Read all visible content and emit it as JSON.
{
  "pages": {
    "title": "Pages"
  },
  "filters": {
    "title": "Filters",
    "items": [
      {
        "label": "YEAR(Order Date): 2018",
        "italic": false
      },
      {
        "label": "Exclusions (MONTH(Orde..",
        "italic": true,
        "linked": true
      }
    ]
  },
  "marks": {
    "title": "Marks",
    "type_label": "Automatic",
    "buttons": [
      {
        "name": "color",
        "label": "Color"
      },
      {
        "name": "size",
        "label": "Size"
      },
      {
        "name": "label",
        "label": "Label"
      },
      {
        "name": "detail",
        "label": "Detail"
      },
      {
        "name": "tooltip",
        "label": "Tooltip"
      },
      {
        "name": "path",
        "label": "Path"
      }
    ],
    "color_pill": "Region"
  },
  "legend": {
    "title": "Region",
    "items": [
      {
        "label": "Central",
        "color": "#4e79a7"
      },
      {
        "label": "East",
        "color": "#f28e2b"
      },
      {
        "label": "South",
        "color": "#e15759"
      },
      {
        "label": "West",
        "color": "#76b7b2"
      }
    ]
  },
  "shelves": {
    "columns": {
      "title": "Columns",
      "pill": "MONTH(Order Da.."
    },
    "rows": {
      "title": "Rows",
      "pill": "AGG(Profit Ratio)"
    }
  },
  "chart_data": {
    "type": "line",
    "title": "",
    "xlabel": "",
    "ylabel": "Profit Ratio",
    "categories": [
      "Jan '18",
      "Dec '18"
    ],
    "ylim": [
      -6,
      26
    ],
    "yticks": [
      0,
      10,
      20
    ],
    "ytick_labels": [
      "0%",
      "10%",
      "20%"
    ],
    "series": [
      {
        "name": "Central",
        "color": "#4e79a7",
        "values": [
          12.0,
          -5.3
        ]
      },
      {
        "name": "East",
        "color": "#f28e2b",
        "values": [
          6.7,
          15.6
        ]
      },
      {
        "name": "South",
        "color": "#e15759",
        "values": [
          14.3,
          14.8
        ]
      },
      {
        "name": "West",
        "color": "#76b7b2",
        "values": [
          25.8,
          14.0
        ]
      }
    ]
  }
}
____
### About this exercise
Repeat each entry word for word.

### Exercise answer
Read all visible content and emit it as JSON.
{
  "pages": {
    "title": "Pages"
  },
  "filters": {
    "title": "Filters",
    "items": [
      {
        "label": "YEAR(Order Date): 2018",
        "italic": false
      },
      {
        "label": "Exclusions (MONTH(Orde..",
        "italic": true,
        "linked": true
      }
    ]
  },
  "marks": {
    "title": "Marks",
    "type_label": "Automatic",
    "buttons": [
      {
        "name": "color",
        "label": "Color"
      },
      {
        "name": "size",
        "label": "Size"
      },
      {
        "name": "label",
        "label": "Label"
      },
      {
        "name": "detail",
        "label": "Detail"
      },
      {
        "name": "tooltip",
        "label": "Tooltip"
      },
      {
        "name": "path",
        "label": "Path"
      }
    ],
    "color_pill": "Region"
  },
  "legend": {
    "title": "Region",
    "items": [
      {
        "label": "Central",
        "color": "#4e79a7"
      },
      {
        "label": "East",
        "color": "#f28e2b"
      },
      {
        "label": "South",
        "color": "#e15759"
      },
      {
        "label": "West",
        "color": "#76b7b2"
      }
    ]
  },
  "shelves": {
    "columns": {
      "title": "Columns",
      "pill": "MONTH(Order Da.."
    },
    "rows": {
      "title": "Rows",
      "pill": "AGG(Profit Ratio)"
    }
  },
  "chart_data": {
    "type": "line",
    "title": "",
    "xlabel": "",
    "ylabel": "Profit Ratio",
    "categories": [
      "Jan '18",
      "Dec '18"
    ],
    "ylim": [
      -6,
      26
    ],
    "yticks": [
      0,
      10,
      20
    ],
    "ytick_labels": [
      "0%",
      "10%",
      "20%"
    ],
    "series": [
      {
        "name": "Central",
        "color": "#4e79a7",
        "values": [
          12.0,
          -5.3
        ]
      },
      {
        "name": "East",
        "color": "#f28e2b",
        "values": [
          6.7,
          15.6
        ]
      },
      {
        "name": "South",
        "color": "#e15759",
        "values": [
          14.3,
          14.8
        ]
      },
      {
        "name": "West",
        "color": "#76b7b2",
        "values": [
          25.8,
          14.0
        ]
      }
    ]
  }
}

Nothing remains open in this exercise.